Barometer-thermometer of carved and gilt wood

France, Louis XVI period, circa 1770
Carved and gilt wood


France, Louis XVI period, circa 1770
Carved and gilt wood

This barometer-thermometer presents “to amortization’’ a vase containing a bouquet of flowers based on decorated scrolls with sculpted garlands.
In the centre, a beaded thermometer surmounts a tondo shaped barometer also decorated with pearls.
The circular dial of the barometer is flanked by sculpted scrolls embellished with flourished garlands and rests on an architectural structure. The inferior extremity consists in a foliaged base ended with a grain.

History of the barometer
The first barometer, a mercury barometer, was invented in 1643 by Evangelista Torricelli. This is
Italian physician was the first to demonstrate the existence of atmospheric pressure. During his experiments, he noticed that the height of the mercury in the tube varies with changes in the weather.
On an 18th century barometer, like here, the mechanism according to Torricelli is behind. The principle being that the pressure exerted by the air in the tube (atmospheric pressure) on the mercury makes it possible to actuate the needle of its dial.
The Irish physicist and chemist Robert Boyle was the first to use the term “barometer” from the Greek baros: “weight, gravity”.
The interest of the time for science leads craftsmen to associate, as it is the case here, barometer and thermometer.

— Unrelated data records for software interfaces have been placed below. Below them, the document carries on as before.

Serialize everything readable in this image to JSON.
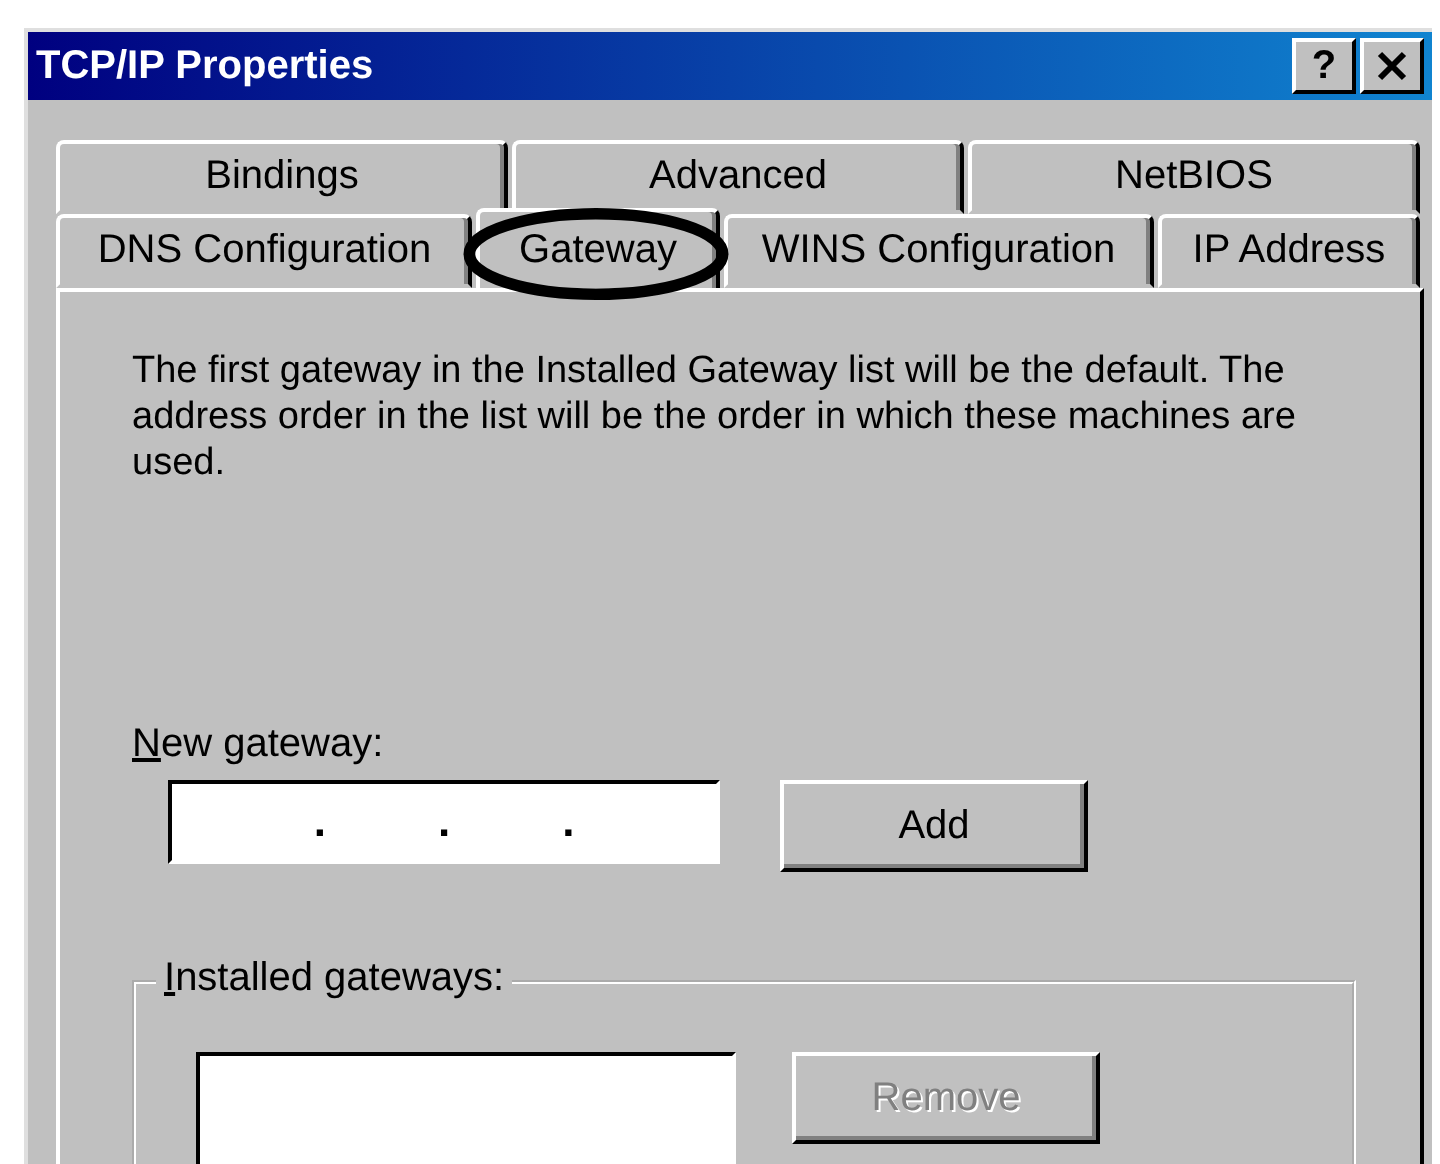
{
  "window": {
    "title": "TCP/IP Properties",
    "help_button": "?"
  },
  "tab_rows": [
    [
      {
        "label": "Bindings",
        "selected": false,
        "circled": false
      },
      {
        "label": "Advanced",
        "selected": false,
        "circled": false
      },
      {
        "label": "NetBIOS",
        "selected": false,
        "circled": false
      }
    ],
    [
      {
        "label": "DNS Configuration",
        "selected": false,
        "circled": false
      },
      {
        "label": "Gateway",
        "selected": true,
        "circled": true
      },
      {
        "label": "WINS Configuration",
        "selected": false,
        "circled": false
      },
      {
        "label": "IP Address",
        "selected": false,
        "circled": false
      }
    ]
  ],
  "description": "The first gateway in the Installed Gateway list will be the default. The address order in the list will be the order in which these machines are used.",
  "new_gateway": {
    "label": "New gateway:",
    "separators": [
      ".",
      ".",
      "."
    ]
  },
  "add_button": {
    "label": "Add",
    "disabled": false
  },
  "installed_gateways": {
    "label": "Installed gateways:"
  },
  "remove_button": {
    "label": "Remove",
    "disabled": true
  }
}
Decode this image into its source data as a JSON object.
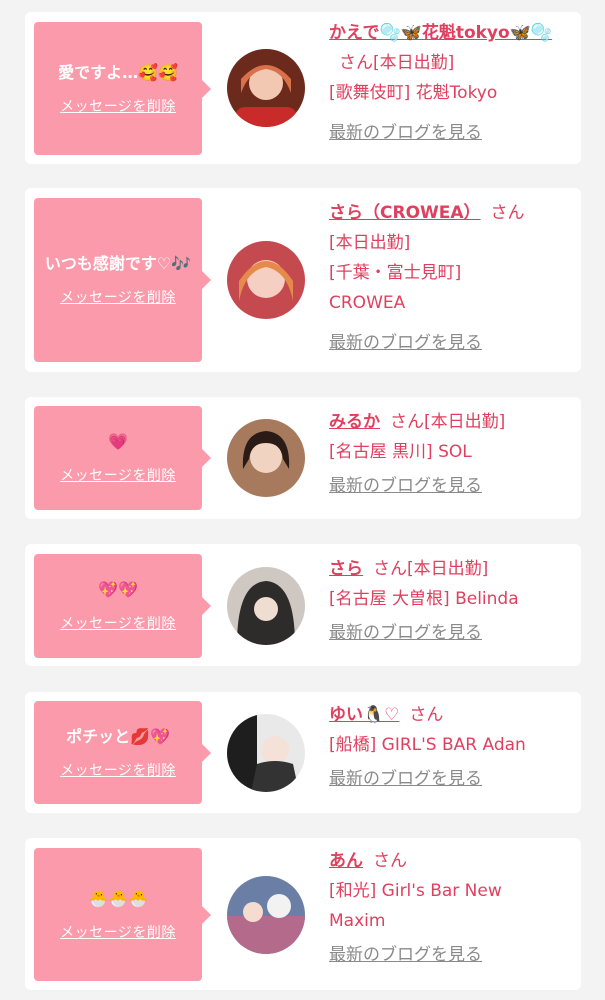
{
  "delete_label": "メッセージを削除",
  "blog_label": "最新のブログを見る",
  "san_label": "さん",
  "items": [
    {
      "message": "愛ですよ…🥰🥰",
      "name": "かえで🫧🦋花魁tokyo🦋🫧",
      "status": "[本日出勤]",
      "shop": "[歌舞伎町] 花魁Tokyo"
    },
    {
      "message": "いつも感謝です♡🎶",
      "name": "さら（CROWEA）",
      "status": "[本日出勤]",
      "shop": "[千葉・富士見町] CROWEA"
    },
    {
      "message": "💗",
      "name": "みるか",
      "status": "[本日出勤]",
      "shop": "[名古屋 黒川] SOL"
    },
    {
      "message": "💖💖",
      "name": "さら",
      "status": "[本日出勤]",
      "shop": "[名古屋 大曽根] Belinda"
    },
    {
      "message": "ポチッと💋💖",
      "name": "ゆい🐧♡",
      "status": "",
      "shop": "[船橋] GIRL'S BAR Adan"
    },
    {
      "message": "🐣🐣🐣",
      "name": "あん",
      "status": "",
      "shop": "[和光] Girl's Bar New Maxim"
    }
  ],
  "colors": {
    "accent": "#e0405f",
    "bubble": "#fb9aab",
    "card": "#ffffff",
    "background": "#f3f3f3",
    "link_gray": "#8a8a8a"
  }
}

History of the thermometer
Traditionally attributed to Galileo, who defined the principle, the invention of the thermometer dates back to the middle of the 17th century. The temperature is measured by the expansion of a liquid contained in a glass tube. Several physicists from the 17th and 18th centuries gradually perfected this instrument and proposed different scales before adopting the current scales. The Grand Duke of Tuscany Ferdinand de Medici created in 1654 an alcohol thermometer with 50 graduations but it was not until 1717 that the German Fahrenheit invented, the first mercury thermometer and the scale that bears his name. Then in 1742 the Swedish Celsius invented a scale ranging from 100 °C for freezing water to 0°C for its boiling which will be reversed after his death. In 1794, the Convention approved this scale of degrees centigrade which is today the most used.
The mercury or alcohol thermometer can be direct reading or dial. In this case, a mechanism connects a float placed in the column to a needle.
It was at the end of the 17th century that the old thermometer and barometer left the laboratories of scientists to be admitted into the interiors of Enlightened people. Indeed, in the 18th century, instruments and machines became more and more appreciated, within the context of the 18th century encyclopedic collections both for their decoration, the preciousness of their materials but also for the beauty of their shape. The sciences taking a growing place in society at that time, princes or wealthy aristocrats were pleased to have instruments associating them with the latest discoveries. If the manufacture of the mechanisms of barometers and thermometers requires the very special skills of an optician, that of the object is entrusted to the carpenters who create cases for these instruments in the image of this barometer-thermometer.

Camille Frémontier-Murphy, « Une collection d’instruments scientifiques au musée du Louvre, », L’Estampille-L’Objet d’Art, n°342, Décembre 1999, p. 40-53

Good overall condition.

Additional information

Dimensions 52 × 120 cm